EXERCISE GOAL: Return all the entries word for word, minus the pictures.

Extracted records
*-*-*

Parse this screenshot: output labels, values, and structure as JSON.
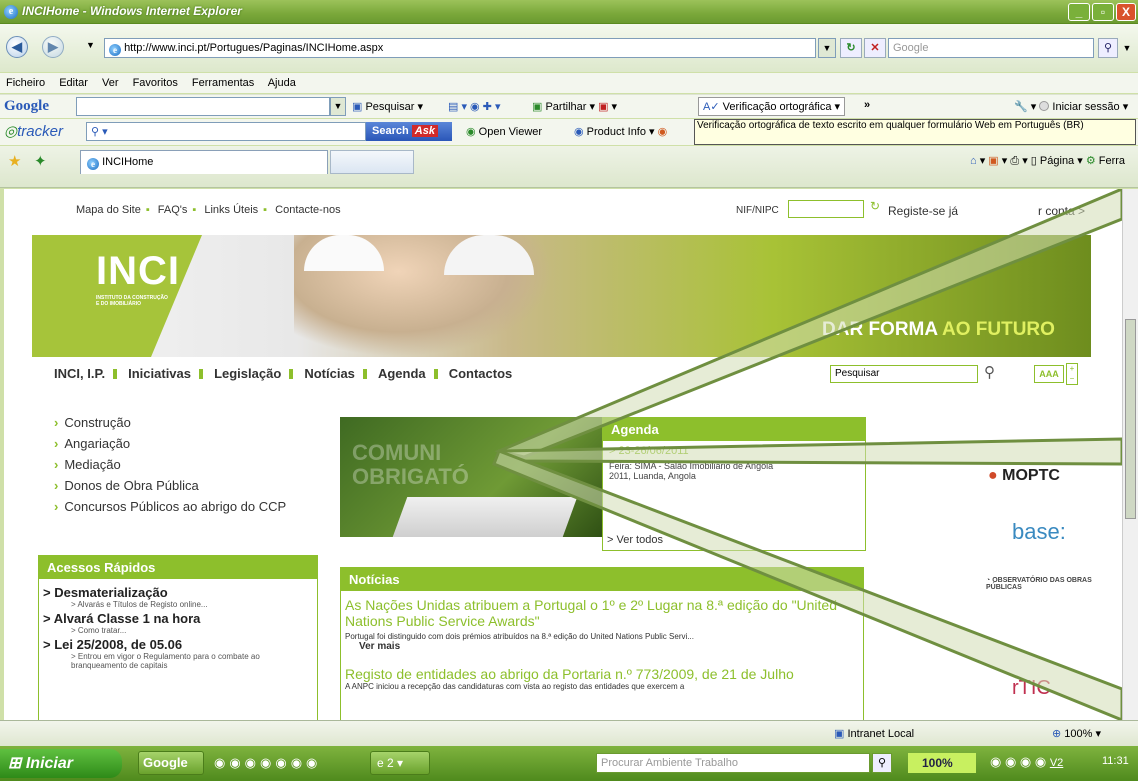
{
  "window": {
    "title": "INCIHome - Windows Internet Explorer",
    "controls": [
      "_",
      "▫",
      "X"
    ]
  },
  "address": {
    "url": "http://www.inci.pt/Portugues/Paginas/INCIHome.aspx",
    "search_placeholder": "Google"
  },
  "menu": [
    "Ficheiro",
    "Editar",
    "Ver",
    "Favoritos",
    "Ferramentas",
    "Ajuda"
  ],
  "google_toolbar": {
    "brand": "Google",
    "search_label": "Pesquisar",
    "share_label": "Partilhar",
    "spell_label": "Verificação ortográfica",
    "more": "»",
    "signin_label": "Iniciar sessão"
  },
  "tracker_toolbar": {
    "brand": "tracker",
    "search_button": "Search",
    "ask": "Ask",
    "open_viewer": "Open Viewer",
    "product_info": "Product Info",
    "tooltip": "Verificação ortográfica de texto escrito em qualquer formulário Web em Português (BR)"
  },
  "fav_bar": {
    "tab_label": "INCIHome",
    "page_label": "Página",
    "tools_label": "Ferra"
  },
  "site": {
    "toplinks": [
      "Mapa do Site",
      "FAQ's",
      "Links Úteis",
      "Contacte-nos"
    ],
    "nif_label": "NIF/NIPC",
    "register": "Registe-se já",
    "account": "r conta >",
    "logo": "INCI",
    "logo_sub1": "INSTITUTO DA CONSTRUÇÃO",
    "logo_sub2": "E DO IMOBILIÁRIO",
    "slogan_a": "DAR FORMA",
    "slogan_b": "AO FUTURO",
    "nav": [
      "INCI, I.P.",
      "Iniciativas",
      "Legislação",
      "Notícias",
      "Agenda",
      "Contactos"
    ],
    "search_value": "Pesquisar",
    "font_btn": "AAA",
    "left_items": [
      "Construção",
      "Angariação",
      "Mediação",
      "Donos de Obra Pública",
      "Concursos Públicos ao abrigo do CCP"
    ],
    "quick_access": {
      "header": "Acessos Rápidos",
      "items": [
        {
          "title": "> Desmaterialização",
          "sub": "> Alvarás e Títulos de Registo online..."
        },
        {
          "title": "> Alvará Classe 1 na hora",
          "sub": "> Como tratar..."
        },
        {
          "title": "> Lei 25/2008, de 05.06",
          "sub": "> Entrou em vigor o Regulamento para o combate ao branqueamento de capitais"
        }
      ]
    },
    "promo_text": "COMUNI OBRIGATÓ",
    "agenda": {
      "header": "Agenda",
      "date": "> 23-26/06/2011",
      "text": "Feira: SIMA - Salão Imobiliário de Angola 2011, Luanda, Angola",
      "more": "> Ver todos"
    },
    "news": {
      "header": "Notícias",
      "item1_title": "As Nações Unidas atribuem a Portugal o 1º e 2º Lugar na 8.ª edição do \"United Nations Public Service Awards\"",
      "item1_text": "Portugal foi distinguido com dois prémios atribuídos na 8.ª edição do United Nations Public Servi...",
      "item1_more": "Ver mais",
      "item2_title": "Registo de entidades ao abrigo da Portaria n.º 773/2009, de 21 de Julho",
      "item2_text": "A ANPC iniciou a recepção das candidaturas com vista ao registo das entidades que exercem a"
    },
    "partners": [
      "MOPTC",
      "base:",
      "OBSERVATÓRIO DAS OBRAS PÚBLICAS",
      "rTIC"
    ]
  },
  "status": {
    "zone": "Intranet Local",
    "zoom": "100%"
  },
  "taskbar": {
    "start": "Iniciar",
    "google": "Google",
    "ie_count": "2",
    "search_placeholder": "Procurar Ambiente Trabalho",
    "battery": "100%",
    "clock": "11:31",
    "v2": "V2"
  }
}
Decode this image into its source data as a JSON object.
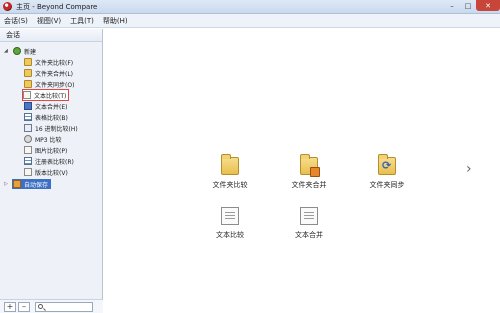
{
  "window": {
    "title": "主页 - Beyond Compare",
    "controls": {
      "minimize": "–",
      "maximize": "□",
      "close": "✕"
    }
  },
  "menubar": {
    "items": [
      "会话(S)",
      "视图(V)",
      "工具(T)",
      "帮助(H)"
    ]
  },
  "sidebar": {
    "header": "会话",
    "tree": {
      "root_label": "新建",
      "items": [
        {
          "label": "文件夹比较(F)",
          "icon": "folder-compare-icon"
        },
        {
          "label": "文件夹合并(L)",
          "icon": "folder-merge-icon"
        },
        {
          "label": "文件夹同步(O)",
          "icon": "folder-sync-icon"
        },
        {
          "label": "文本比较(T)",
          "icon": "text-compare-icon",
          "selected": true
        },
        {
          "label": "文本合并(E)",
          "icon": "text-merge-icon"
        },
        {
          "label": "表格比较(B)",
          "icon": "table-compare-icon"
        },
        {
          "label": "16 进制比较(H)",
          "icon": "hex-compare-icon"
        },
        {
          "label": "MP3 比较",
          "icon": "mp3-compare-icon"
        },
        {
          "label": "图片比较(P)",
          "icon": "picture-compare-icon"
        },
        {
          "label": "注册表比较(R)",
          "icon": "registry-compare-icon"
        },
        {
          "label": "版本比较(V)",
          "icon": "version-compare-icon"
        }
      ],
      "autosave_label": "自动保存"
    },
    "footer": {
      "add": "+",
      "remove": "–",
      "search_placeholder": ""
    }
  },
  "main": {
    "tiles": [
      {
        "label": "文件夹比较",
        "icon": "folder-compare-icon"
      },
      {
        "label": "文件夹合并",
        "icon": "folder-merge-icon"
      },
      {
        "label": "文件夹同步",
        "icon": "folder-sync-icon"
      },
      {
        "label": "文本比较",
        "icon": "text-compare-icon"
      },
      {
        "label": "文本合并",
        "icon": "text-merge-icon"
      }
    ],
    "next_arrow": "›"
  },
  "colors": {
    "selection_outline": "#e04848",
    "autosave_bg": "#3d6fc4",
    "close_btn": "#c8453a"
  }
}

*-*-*

SOLUTION FOR THIS TASK:
Parse this screenshot: output labels, values, and structure as JSON.
{
  "window": {
    "title": "INCIHome - Windows Internet Explorer",
    "controls": [
      "_",
      "▫",
      "X"
    ]
  },
  "address": {
    "url": "http://www.inci.pt/Portugues/Paginas/INCIHome.aspx",
    "search_placeholder": "Google"
  },
  "menu": [
    "Ficheiro",
    "Editar",
    "Ver",
    "Favoritos",
    "Ferramentas",
    "Ajuda"
  ],
  "google_toolbar": {
    "brand": "Google",
    "search_label": "Pesquisar",
    "share_label": "Partilhar",
    "spell_label": "Verificação ortográfica",
    "more": "»",
    "signin_label": "Iniciar sessão"
  },
  "tracker_toolbar": {
    "brand": "tracker",
    "search_button": "Search",
    "ask": "Ask",
    "open_viewer": "Open Viewer",
    "product_info": "Product Info",
    "tooltip": "Verificação ortográfica de texto escrito em qualquer formulário Web em Português (BR)"
  },
  "fav_bar": {
    "tab_label": "INCIHome",
    "page_label": "Página",
    "tools_label": "Ferra"
  },
  "site": {
    "toplinks": [
      "Mapa do Site",
      "FAQ's",
      "Links Úteis",
      "Contacte-nos"
    ],
    "nif_label": "NIF/NIPC",
    "register": "Registe-se já",
    "account": "r conta >",
    "logo": "INCI",
    "logo_sub1": "INSTITUTO DA CONSTRUÇÃO",
    "logo_sub2": "E DO IMOBILIÁRIO",
    "slogan_a": "DAR FORMA",
    "slogan_b": "AO FUTURO",
    "nav": [
      "INCI, I.P.",
      "Iniciativas",
      "Legislação",
      "Notícias",
      "Agenda",
      "Contactos"
    ],
    "search_value": "Pesquisar",
    "font_btn": "AAA",
    "left_items": [
      "Construção",
      "Angariação",
      "Mediação",
      "Donos de Obra Pública",
      "Concursos Públicos ao abrigo do CCP"
    ],
    "quick_access": {
      "header": "Acessos Rápidos",
      "items": [
        {
          "title": "> Desmaterialização",
          "sub": "> Alvarás e Títulos de Registo online..."
        },
        {
          "title": "> Alvará Classe 1 na hora",
          "sub": "> Como tratar..."
        },
        {
          "title": "> Lei 25/2008, de 05.06",
          "sub": "> Entrou em vigor o Regulamento para o combate ao branqueamento de capitais"
        }
      ]
    },
    "promo_text": "COMUNI OBRIGATÓ",
    "agenda": {
      "header": "Agenda",
      "date": "> 23-26/06/2011",
      "text": "Feira: SIMA - Salão Imobiliário de Angola 2011, Luanda, Angola",
      "more": "> Ver todos"
    },
    "news": {
      "header": "Notícias",
      "item1_title": "As Nações Unidas atribuem a Portugal o 1º e 2º Lugar na 8.ª edição do \"United Nations Public Service Awards\"",
      "item1_text": "Portugal foi distinguido com dois prémios atribuídos na 8.ª edição do United Nations Public Servi...",
      "item1_more": "Ver mais",
      "item2_title": "Registo de entidades ao abrigo da Portaria n.º 773/2009, de 21 de Julho",
      "item2_text": "A ANPC iniciou a recepção das candidaturas com vista ao registo das entidades que exercem a"
    },
    "partners": [
      "MOPTC",
      "base:",
      "OBSERVATÓRIO DAS OBRAS PÚBLICAS",
      "rTIC"
    ]
  },
  "status": {
    "zone": "Intranet Local",
    "zoom": "100%"
  },
  "taskbar": {
    "start": "Iniciar",
    "google": "Google",
    "ie_count": "2",
    "search_placeholder": "Procurar Ambiente Trabalho",
    "battery": "100%",
    "clock": "11:31",
    "v2": "V2"
  }
}
Decode this image into its source data as a JSON object.
{
  "window": {
    "title": "主页 - Beyond Compare",
    "controls": {
      "minimize": "–",
      "maximize": "□",
      "close": "✕"
    }
  },
  "menubar": {
    "items": [
      "会话(S)",
      "视图(V)",
      "工具(T)",
      "帮助(H)"
    ]
  },
  "sidebar": {
    "header": "会话",
    "tree": {
      "root_label": "新建",
      "items": [
        {
          "label": "文件夹比较(F)",
          "icon": "folder-compare-icon"
        },
        {
          "label": "文件夹合并(L)",
          "icon": "folder-merge-icon"
        },
        {
          "label": "文件夹同步(O)",
          "icon": "folder-sync-icon"
        },
        {
          "label": "文本比较(T)",
          "icon": "text-compare-icon",
          "selected": true
        },
        {
          "label": "文本合并(E)",
          "icon": "text-merge-icon"
        },
        {
          "label": "表格比较(B)",
          "icon": "table-compare-icon"
        },
        {
          "label": "16 进制比较(H)",
          "icon": "hex-compare-icon"
        },
        {
          "label": "MP3 比较",
          "icon": "mp3-compare-icon"
        },
        {
          "label": "图片比较(P)",
          "icon": "picture-compare-icon"
        },
        {
          "label": "注册表比较(R)",
          "icon": "registry-compare-icon"
        },
        {
          "label": "版本比较(V)",
          "icon": "version-compare-icon"
        }
      ],
      "autosave_label": "自动保存"
    },
    "footer": {
      "add": "+",
      "remove": "–",
      "search_placeholder": ""
    }
  },
  "main": {
    "tiles": [
      {
        "label": "文件夹比较",
        "icon": "folder-compare-icon"
      },
      {
        "label": "文件夹合并",
        "icon": "folder-merge-icon"
      },
      {
        "label": "文件夹同步",
        "icon": "folder-sync-icon"
      },
      {
        "label": "文本比较",
        "icon": "text-compare-icon"
      },
      {
        "label": "文本合并",
        "icon": "text-merge-icon"
      }
    ],
    "next_arrow": "›"
  },
  "colors": {
    "selection_outline": "#e04848",
    "autosave_bg": "#3d6fc4",
    "close_btn": "#c8453a"
  }
}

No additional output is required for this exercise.